◆ Work request ◆
Check every line of the listing below for the word "body" and give the number of lines where it appears, with nothing added.

◆ Exercise material ◆
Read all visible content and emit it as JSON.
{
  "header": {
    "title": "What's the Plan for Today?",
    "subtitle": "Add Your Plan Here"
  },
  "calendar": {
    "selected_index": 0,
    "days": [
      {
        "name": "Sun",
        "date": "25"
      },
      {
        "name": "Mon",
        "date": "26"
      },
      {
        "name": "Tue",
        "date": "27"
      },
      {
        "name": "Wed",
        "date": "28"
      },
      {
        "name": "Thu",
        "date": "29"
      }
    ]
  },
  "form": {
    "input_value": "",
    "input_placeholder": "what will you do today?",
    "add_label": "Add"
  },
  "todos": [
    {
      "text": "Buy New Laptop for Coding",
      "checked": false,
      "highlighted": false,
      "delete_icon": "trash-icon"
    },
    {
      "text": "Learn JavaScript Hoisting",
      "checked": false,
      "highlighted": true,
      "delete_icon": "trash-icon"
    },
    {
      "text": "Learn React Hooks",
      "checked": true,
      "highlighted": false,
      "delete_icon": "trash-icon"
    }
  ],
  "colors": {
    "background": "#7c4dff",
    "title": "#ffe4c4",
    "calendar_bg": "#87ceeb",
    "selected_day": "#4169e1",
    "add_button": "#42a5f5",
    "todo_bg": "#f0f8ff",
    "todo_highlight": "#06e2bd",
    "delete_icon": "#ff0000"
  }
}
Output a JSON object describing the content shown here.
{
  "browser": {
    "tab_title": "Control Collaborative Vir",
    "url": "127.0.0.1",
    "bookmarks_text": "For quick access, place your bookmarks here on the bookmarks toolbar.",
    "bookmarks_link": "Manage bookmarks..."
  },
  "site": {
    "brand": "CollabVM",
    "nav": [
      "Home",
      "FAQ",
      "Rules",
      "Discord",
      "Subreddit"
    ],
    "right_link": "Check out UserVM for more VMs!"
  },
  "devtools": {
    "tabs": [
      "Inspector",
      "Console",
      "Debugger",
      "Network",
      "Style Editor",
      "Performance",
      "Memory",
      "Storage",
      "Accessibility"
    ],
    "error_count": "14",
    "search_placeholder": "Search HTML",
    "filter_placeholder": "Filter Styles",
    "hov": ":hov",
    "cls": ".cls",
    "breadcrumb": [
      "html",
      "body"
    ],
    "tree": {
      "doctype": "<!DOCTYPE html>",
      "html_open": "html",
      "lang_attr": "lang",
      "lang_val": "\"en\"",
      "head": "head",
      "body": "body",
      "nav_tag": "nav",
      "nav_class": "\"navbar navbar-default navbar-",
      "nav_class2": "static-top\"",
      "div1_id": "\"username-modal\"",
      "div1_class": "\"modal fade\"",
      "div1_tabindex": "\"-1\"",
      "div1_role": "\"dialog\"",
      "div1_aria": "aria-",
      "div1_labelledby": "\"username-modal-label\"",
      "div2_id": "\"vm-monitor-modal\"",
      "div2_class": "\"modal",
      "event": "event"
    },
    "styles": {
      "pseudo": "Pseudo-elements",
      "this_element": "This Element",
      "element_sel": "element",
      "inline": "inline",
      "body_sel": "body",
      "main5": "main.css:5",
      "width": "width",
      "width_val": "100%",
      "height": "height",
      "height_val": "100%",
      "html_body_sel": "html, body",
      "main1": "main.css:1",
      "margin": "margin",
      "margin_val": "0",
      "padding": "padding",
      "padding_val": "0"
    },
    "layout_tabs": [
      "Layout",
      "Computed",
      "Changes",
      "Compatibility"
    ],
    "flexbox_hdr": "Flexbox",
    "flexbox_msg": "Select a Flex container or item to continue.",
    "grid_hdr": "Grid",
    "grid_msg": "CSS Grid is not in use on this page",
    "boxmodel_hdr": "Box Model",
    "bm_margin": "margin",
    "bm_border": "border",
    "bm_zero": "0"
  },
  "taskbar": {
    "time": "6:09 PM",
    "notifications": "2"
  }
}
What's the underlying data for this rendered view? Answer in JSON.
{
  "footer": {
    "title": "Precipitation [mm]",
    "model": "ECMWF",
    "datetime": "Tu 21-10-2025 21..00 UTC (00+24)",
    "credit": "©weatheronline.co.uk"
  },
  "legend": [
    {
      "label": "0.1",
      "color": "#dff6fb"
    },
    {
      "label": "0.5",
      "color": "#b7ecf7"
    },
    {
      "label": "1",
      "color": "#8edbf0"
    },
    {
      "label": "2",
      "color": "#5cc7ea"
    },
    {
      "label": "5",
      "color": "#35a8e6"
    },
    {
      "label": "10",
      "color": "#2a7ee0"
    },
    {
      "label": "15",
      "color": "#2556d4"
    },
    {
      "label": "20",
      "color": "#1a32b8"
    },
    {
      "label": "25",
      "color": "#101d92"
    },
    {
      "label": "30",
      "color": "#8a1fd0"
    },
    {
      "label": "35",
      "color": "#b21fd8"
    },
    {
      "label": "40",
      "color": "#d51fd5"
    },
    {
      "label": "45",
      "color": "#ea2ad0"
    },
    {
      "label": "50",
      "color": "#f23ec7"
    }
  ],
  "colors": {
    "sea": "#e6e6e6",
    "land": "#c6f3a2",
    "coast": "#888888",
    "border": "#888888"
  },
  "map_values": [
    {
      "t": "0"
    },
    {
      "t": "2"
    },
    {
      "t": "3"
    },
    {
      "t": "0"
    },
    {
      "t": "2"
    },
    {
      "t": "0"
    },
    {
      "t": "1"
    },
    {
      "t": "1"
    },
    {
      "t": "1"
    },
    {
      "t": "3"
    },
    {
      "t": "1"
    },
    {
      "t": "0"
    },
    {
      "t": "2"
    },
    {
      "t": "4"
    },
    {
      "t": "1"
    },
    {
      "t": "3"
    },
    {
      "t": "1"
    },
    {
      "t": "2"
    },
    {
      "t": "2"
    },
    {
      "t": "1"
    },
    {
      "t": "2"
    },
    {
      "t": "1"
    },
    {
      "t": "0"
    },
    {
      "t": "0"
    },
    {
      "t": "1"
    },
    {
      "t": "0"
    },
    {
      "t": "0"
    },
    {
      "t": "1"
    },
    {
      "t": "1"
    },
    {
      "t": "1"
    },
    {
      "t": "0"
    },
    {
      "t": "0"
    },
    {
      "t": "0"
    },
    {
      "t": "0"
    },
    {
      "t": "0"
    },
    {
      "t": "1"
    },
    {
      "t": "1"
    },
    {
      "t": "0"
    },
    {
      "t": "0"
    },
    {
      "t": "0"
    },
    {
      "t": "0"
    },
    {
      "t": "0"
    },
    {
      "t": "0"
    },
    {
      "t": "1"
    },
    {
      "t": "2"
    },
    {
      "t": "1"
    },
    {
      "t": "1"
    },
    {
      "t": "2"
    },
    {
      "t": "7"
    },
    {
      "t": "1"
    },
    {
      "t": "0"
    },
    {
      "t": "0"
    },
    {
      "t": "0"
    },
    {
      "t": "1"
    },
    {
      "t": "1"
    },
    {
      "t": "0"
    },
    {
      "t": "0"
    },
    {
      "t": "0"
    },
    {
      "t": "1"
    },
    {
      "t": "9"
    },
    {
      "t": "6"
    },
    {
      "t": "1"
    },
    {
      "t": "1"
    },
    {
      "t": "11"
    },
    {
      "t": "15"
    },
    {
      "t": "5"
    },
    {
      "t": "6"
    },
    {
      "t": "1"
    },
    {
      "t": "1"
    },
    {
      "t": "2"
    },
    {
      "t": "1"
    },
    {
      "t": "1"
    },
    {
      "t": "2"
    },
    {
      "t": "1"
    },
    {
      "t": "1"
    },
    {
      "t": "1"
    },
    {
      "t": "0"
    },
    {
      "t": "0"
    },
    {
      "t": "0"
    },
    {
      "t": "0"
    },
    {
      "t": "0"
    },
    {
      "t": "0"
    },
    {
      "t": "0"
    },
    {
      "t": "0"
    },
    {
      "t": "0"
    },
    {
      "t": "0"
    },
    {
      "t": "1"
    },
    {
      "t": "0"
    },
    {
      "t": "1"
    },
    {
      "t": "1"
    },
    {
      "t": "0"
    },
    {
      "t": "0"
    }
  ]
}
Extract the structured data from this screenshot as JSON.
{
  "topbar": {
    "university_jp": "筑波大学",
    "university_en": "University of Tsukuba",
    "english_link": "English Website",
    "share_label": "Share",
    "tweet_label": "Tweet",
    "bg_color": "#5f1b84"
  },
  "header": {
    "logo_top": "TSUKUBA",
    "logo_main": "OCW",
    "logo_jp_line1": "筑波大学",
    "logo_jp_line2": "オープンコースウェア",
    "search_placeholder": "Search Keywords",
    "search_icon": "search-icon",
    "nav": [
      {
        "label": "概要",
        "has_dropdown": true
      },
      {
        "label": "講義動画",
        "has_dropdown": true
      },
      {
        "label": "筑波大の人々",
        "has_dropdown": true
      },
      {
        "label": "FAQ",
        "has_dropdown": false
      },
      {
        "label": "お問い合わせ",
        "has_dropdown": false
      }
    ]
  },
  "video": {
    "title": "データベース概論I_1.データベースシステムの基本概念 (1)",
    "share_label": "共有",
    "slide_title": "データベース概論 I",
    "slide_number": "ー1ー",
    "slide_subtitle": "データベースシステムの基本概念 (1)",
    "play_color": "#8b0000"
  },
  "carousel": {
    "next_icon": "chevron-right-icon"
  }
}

◆ Response ◆
4